Quality healthcare equals survival, at least for senior citizens at risk for declining health, according to a report in the current issue of the Annals of Internal Medicine.
While the study could not prove that lower quality of care causes death, it does suggest that higher quality of care increases survival rates for this population -- news that Neil Wenger, M.D., a co-author of the report, said is both historic and vitally important.
"This is the first study that looked at older patients and asked, 'Do patients who get better care do better?' " said Wenger, a University of California Los Angeles professor of medicine and researcher at Rand Health, a healthcare policy research division of the Rand Corp. think tank. "It pretty decisively says 'Yes.' This screams at me to make sure they get high-quality care."
The study, which was part of a joint project between Rand and drugmaker Pfizer called "Assessing the Care of Vulnerable Elders," looked at managed-care records for 372 patients age 65 and older and who were considered at high risk for worsening health within two years. The study was conducted between July 1, 1998, and July 31, 1999. A check of their mortality rates found that more patients who received a higher percentage of the recommended care for their conditions were alive after three years compared with those who received a lower percentage.
The patients' average age was 81, and the researchers identified 236 acts of medical care, or quality indicators, for the 22 different clinical areas for which the patients in the sample required medical attention.
For the various combinations of comorbid conditions these patients had, the report said there was evidence suggesting that each one should have received between eight to 54 different preventive, diagnostic, treatment or follow-up acts or quality indicators, with an average of 21 per patient.
On average, the researchers found the patients received 53% of the recommended care for their conditions. The researchers then split the sample in half and found the top half, which on average received about 62% of the recommended care, had an 18% mortality rate after three years, compared with a 28% mortality rate for the lower half, which on average received 44% of the recommended care.
"This suggests that poor quality of care translates into worse patient outcomes," Wenger said. "Quality is associated with survival."

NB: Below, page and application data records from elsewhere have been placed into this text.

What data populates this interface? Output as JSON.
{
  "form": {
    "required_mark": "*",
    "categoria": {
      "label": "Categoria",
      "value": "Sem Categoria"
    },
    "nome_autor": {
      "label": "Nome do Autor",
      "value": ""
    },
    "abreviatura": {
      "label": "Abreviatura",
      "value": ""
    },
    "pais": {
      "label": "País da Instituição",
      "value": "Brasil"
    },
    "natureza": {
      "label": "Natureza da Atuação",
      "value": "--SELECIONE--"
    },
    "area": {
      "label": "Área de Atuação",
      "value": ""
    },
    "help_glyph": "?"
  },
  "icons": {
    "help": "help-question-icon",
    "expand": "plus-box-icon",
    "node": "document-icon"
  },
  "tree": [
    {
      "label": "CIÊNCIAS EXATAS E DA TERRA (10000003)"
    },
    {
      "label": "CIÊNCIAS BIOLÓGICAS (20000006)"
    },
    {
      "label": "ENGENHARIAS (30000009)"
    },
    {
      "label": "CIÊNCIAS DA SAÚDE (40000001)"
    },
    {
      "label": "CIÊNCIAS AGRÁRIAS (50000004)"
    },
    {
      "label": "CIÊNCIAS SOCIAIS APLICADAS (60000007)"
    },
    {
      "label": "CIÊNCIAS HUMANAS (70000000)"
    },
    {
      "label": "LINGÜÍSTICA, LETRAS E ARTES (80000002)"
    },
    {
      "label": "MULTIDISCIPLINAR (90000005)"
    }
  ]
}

Wenger, however, noted that survival might not be the most important outcome for older patients who place a higher value on quality of life or ability to function or live at home rather than in an institution.
Eighty-six patients, or 23%, died within three years, with the leading causes of death being cardiovascular disease (27%), respiratory disease (21%) and cancer (12%).
Patients in the top half received from 52% to 88% of the recommended care, while those at the bottom half received between 22% and 52%.
"It really is a problem because doctors will get all sorts of feedback on whether they're using the right drug, but very little feedback on preventive practices," Wenger said, who added that the response he and his colleagues have received regarding this study has been positive.
"Most of the feedback we've received is that this is a real wake-up call -- the care that we provide is not meeting the needs of our older patients," he said.
Dvid Schulke, executive vice president of the American Health Quality Association, which represents healthcare quality improvement organizations, said the study added to a small but growing body of evidence that showed how using process measures was an effective way of predicting mortality and evaluating quality. He further explained that the use of quality indicators was a "process measure," but that these indicators themselves should not be considered measures.
"There are too many 'confounders' in the way, so indicators don't tell you about the health of a patient, but they help you manage the care of the patient," Schulke said.
He said that without the use of information technology to help sort things out, medical records for older patients become nothing more than "just a stack of paper with a clip."
"Coordination of care becomes exponentially more difficult with each specialist added," Schulke said. "This shows why you need a prayer to get it done without IT."
The study took into account the health of the patients, and Wenger said it didn't appear that there was a difference in quality of care received by the sicker patients. Although it wasn't found in the study, Wenger said he has heard anecdotally that quality goes down for some sick patients who see multiple specialists because physicians may skip certain tests, treatments or procedures, assuming these are already being performed by another specialist on the patient's healthcare team.